Search warrant affidavits vary from case to case, and, as a result, a flexible "totality of the circumstances" approach is used to assess their constitutional sufficiency. The Sixth Circuit's latest decision in this area is United States v. Hines, where it reversed a district court's suppression order.
Louisville, Kentucky police applied for and obtained a search warrant for 668 Eastlawn Avenue in that city on December 15, 2015. Some seven months earlier, an unidentified but "reliable confidential informant" had informed police that the defendant, William Hines, was selling "large amounts of heroin" out of the residence. Surveillance in the interim had provided some confirmation of Hines' connection to the place. The day prior to the warrant application, the informant (referred to in the opinion as "CS1") had informed police that he had seen "an amount of heroin" at 668 Eastlawn that date. Another "reliable confidential source" ("CS2" in the opinion) informed police that Hines had contacted him and proposed a meeting at a nightclub to discuss a possible heroin transaction. Police obtained some confirmation by tailing Hines to the nightclub. Also, Hines had long been a target of law enforcement: in 2007 wiretaps had identified him as a large-scale cocaine trafficker; wiretaps in 2012 had suggested he was also a significant heroin trafficker; and an arrest that summer right outside 668 Eastlawn had recovered $33,500 from an individual who confirmed prior cocaine and heroin transactions with Hines.
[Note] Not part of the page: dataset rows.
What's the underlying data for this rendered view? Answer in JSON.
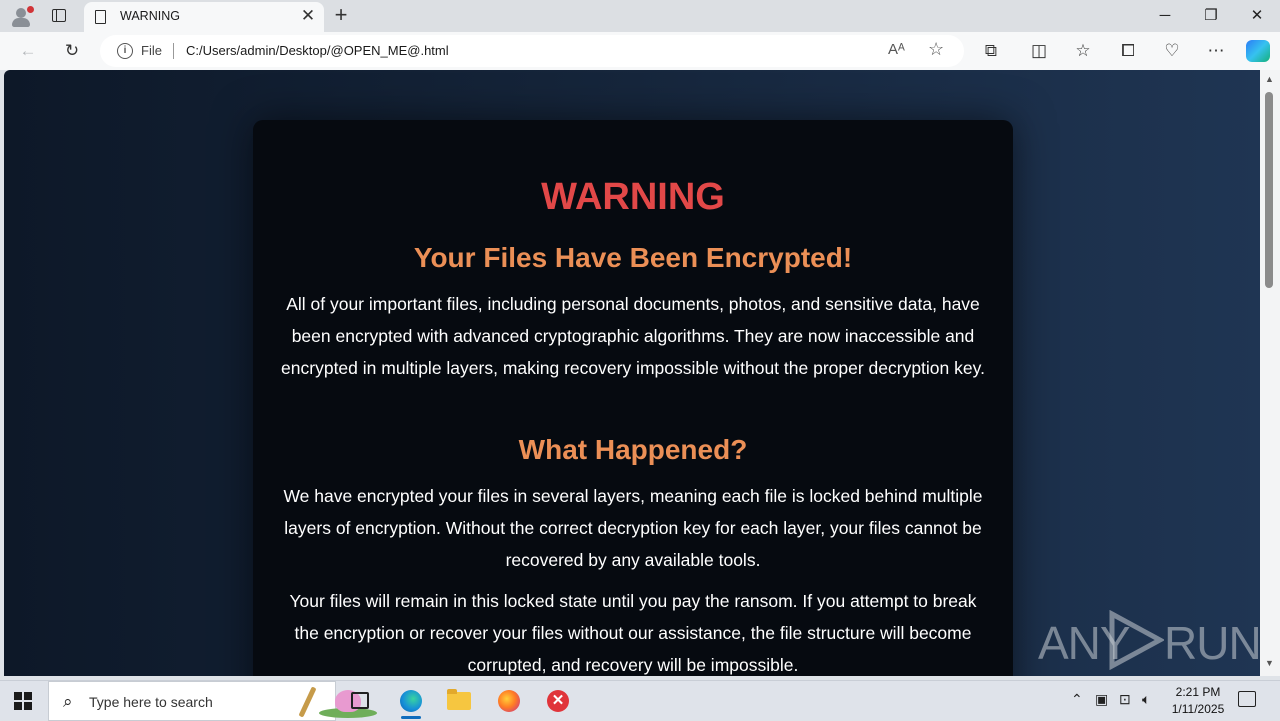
{
  "browser": {
    "tab_title": "WARNING",
    "tab_close": "✕",
    "new_tab": "+",
    "window_controls": {
      "minimize": "─",
      "restore": "❐",
      "close": "✕"
    },
    "address": {
      "scheme_label": "File",
      "url": "C:/Users/admin/Desktop/@OPEN_ME@.html"
    }
  },
  "page": {
    "title": "WARNING",
    "heading1": "Your Files Have Been Encrypted!",
    "para1": "All of your important files, including personal documents, photos, and sensitive data, have been encrypted with advanced cryptographic algorithms. They are now inaccessible and encrypted in multiple layers, making recovery impossible without the proper decryption key.",
    "heading2": "What Happened?",
    "para2": "We have encrypted your files in several layers, meaning each file is locked behind multiple layers of encryption. Without the correct decryption key for each layer, your files cannot be recovered by any available tools.",
    "para3": "Your files will remain in this locked state until you pay the ransom. If you attempt to break the encryption or recover your files without our assistance, the file structure will become corrupted, and recovery will be impossible."
  },
  "watermark": {
    "left": "ANY",
    "right": "RUN"
  },
  "taskbar": {
    "search_placeholder": "Type here to search",
    "time": "2:21 PM",
    "date": "1/11/2025"
  },
  "colors": {
    "warning_red": "#e24848",
    "heading_orange": "#eb8f56",
    "card_bg": "#060a10",
    "page_bg": "#16263c"
  }
}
This was enough, the Sixth Circuit concluded, to establish probable cause to sustain the warrant. First, the affidavit's failure to name either CS1 or CS2 or explain how "they previously provided accurate information" was offset by its description of "both informants' bases of knowledge for their tips about Hines' trafficking drugs out of 668 Eastlawn." Second, while "substantial police corroboration" of the informants' assertions may have been unnecessary given "the informants' bases of knowledge," officers did corroborate the tips: some surveillance between July and December 2015, had confirmed Hines' connection to 668 Eastlawn, and they had tailed Hines to the nightclub to meet with CS2, which confirmed at least part of his story. The court explained that police corroboration need not be of criminal activity, that corroboration of even innocent conduct may support a positive assessment of an informant's tips.
Robert L. Abell